So, the King riding into Jerusalem on a pair of donkeys does not come to bring peace to our households, or peace to our society, or political peace between nations. He does not come to make life on earth easier. Instead, He comes to bring this kind of peace to this world: the peace of reconciliation with God through faith in His blood, shed on the cross, the peace of a conscience at peace, because all the sins for which your conscience rightly condemns you were laid on the back of this King. That peace He brings with Him and offers to the people of every nation on earth, to bring them out of Satan’s kingdom and into fellowship with the living God. He comes to save sinners and restore them to God’s favor, to give them a Father who is a God of love.
That’s real peace, and it has real benefits.
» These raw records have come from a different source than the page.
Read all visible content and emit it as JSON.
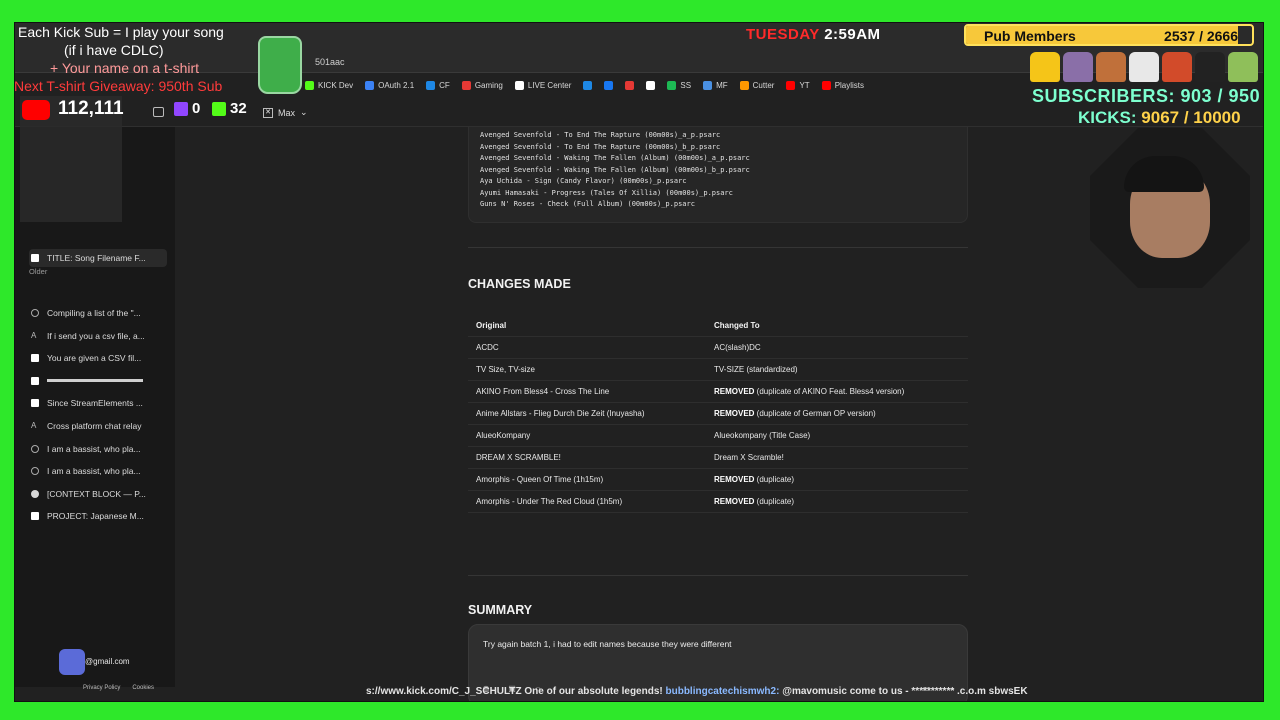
{
  "browser": {
    "url_fragment": "501aac",
    "bookmarks": [
      {
        "label": "KICK Dev",
        "color": "#53fc18"
      },
      {
        "label": "OAuth 2.1",
        "color": "#3b82f6"
      },
      {
        "label": "CF",
        "color": "#1e88e5"
      },
      {
        "label": "Gaming",
        "color": "#e53935"
      },
      {
        "label": "LIVE Center",
        "color": "#ffffff"
      },
      {
        "label": "",
        "color": "#1e88e5"
      },
      {
        "label": "",
        "color": "#1877f2"
      },
      {
        "label": "",
        "color": "#e53935"
      },
      {
        "label": "",
        "color": "#ffffff"
      },
      {
        "label": "SS",
        "color": "#1db954"
      },
      {
        "label": "MF",
        "color": "#4a90e2"
      },
      {
        "label": "Cutter",
        "color": "#ff9800"
      },
      {
        "label": "YT",
        "color": "#ff0000"
      },
      {
        "label": "Playlists",
        "color": "#ff0000"
      }
    ]
  },
  "app": {
    "model_label": "Max",
    "sidebar": {
      "items_recent": [
        {
          "label": "TITLE: Song Filename F...",
          "icon": "claude-icon",
          "active": true
        }
      ],
      "older_label": "Older",
      "items_older": [
        {
          "label": "Compiling a list of the \"...",
          "icon": "globe-icon"
        },
        {
          "label": "If i send you a csv file, a...",
          "icon": "a-icon"
        },
        {
          "label": "You are given a CSV fil...",
          "icon": "claude-icon"
        },
        {
          "label": "",
          "icon": "claude-icon"
        },
        {
          "label": "Since StreamElements ...",
          "icon": "claude-icon"
        },
        {
          "label": "Cross platform chat relay",
          "icon": "a-icon"
        },
        {
          "label": "I am a bassist, who pla...",
          "icon": "globe-icon"
        },
        {
          "label": "I am a bassist, who pla...",
          "icon": "globe-icon"
        },
        {
          "label": "[CONTEXT BLOCK — P...",
          "icon": "g-icon"
        },
        {
          "label": "PROJECT: Japanese M...",
          "icon": "claude-icon"
        }
      ],
      "account_email": "@gmail.com",
      "footer_links": [
        "Privacy Policy",
        "Cookies"
      ]
    },
    "code_lines": [
      "Avenged Sevenfold - To End The Rapture (00m00s)_a_p.psarc",
      "Avenged Sevenfold - To End The Rapture (00m00s)_b_p.psarc",
      "Avenged Sevenfold - Waking The Fallen (Album) (00m00s)_a_p.psarc",
      "Avenged Sevenfold - Waking The Fallen (Album) (00m00s)_b_p.psarc",
      "Aya Uchida - Sign (Candy Flavor) (00m00s)_p.psarc",
      "Ayumi Hamasaki - Progress (Tales Of Xillia) (00m00s)_p.psarc",
      "Guns N' Roses - Check (Full Album) (00m00s)_p.psarc"
    ],
    "changes_title": "CHANGES MADE",
    "table": {
      "headers": [
        "Original",
        "Changed To"
      ],
      "rows": [
        {
          "original": "ACDC",
          "bold": "",
          "rest": "AC(slash)DC"
        },
        {
          "original": "TV Size, TV-size",
          "bold": "",
          "rest": "TV-SIZE (standardized)"
        },
        {
          "original": "AKINO From Bless4 - Cross The Line",
          "bold": "REMOVED",
          "rest": " (duplicate of AKINO Feat. Bless4 version)"
        },
        {
          "original": "Anime Allstars - Flieg Durch Die Zeit (Inuyasha)",
          "bold": "REMOVED",
          "rest": " (duplicate of German OP version)"
        },
        {
          "original": "AlueoKompany",
          "bold": "",
          "rest": "Alueokompany (Title Case)"
        },
        {
          "original": "DREAM X SCRAMBLE!",
          "bold": "",
          "rest": "Dream X Scramble!"
        },
        {
          "original": "Amorphis - Queen Of Time (1h15m)",
          "bold": "REMOVED",
          "rest": " (duplicate)"
        },
        {
          "original": "Amorphis - Under The Red Cloud (1h5m)",
          "bold": "REMOVED",
          "rest": " (duplicate)"
        }
      ]
    },
    "summary_title": "SUMMARY",
    "composer_text": "Try again batch 1, i had to edit names because they were different"
  },
  "overlay": {
    "line1": "Each Kick Sub = I play your song",
    "line2": "(if i have CDLC)",
    "line3": "+ Your name on a t-shirt",
    "line4": "Next T-shirt Giveaway: 950th Sub",
    "yt_count": "112,111",
    "twitch_count": "0",
    "kick_count": "32",
    "clock_day": "TUESDAY",
    "clock_time": "2:59AM",
    "pub_label": "Pub Members",
    "pub_count": "2537 / 2666",
    "pub_progress": 0.95,
    "subs_text": "SUBSCRIBERS: 903 / 950",
    "kicks_label": "KICKS:",
    "kicks_value": "9067 / 10000",
    "shirt_colors": [
      "#f5c518",
      "#8a6fa8",
      "#c0703a",
      "#e8e8e8",
      "#d24b2a",
      "#222222",
      "#8fbf5a"
    ],
    "ticker_left": "s://www.kick.com/C_J_SCHULTZ One of our absolute legends!",
    "ticker_user": "bubblingcatechismwh2:",
    "ticker_right": " @mavomusic come to us - *********** .c.o.m sbwsEK"
  }
}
As Paul says to the Romans, having been justified by faith, we have peace with God through our Lord Jesus Christ, through whom also we have access by faith into this grace in which we stand, and rejoice in hope of the glory of God. And not only that, but we also glory in tribulations, knowing that tribulation produces perseverance; and perseverance, character; and character, hope. Now hope does not disappoint, because the love of God has been poured out in our hearts by the Holy Spirit who was given to us.
The crowds outside Jerusalem on Palm Sunday understood only a tiny bit of who Jesus really was and of the peace He came to bring, but they shouted out to Him their joyful Hosanna’s and their songs of salvation as they watched Him ride humbly into Jerusalem in that spectacle of humility.
We who know of the much greater spectacle of humility and shame of Good Friday, of the humble King hanging from the cross, have much greater reason to rejoice and sing. The King has humbled Himself to the point of death, even the death of a cross. That’s how much He loved us and loves us still and wants us to be with Him in His kingdom. Today, on Palm Sunday, we witness again the spectacle of humility of the King riding into Jerusalem on a pair of donkeys, volunteering to suffer for us, as the Lamb that goes uncomplaining forth, the guilt of all men bearing. Every Holy Week service that we will observe this week, every day, paints the picture of Jesus’ love for us as He willingly suffered what we should have suffered for our sins. Let us walk with Him during this Holy Week and watch Him again through the words of the Holy Gospel, to add our Hosannas and our songs of thankfulness and praise as we see the love of God on display. Amen.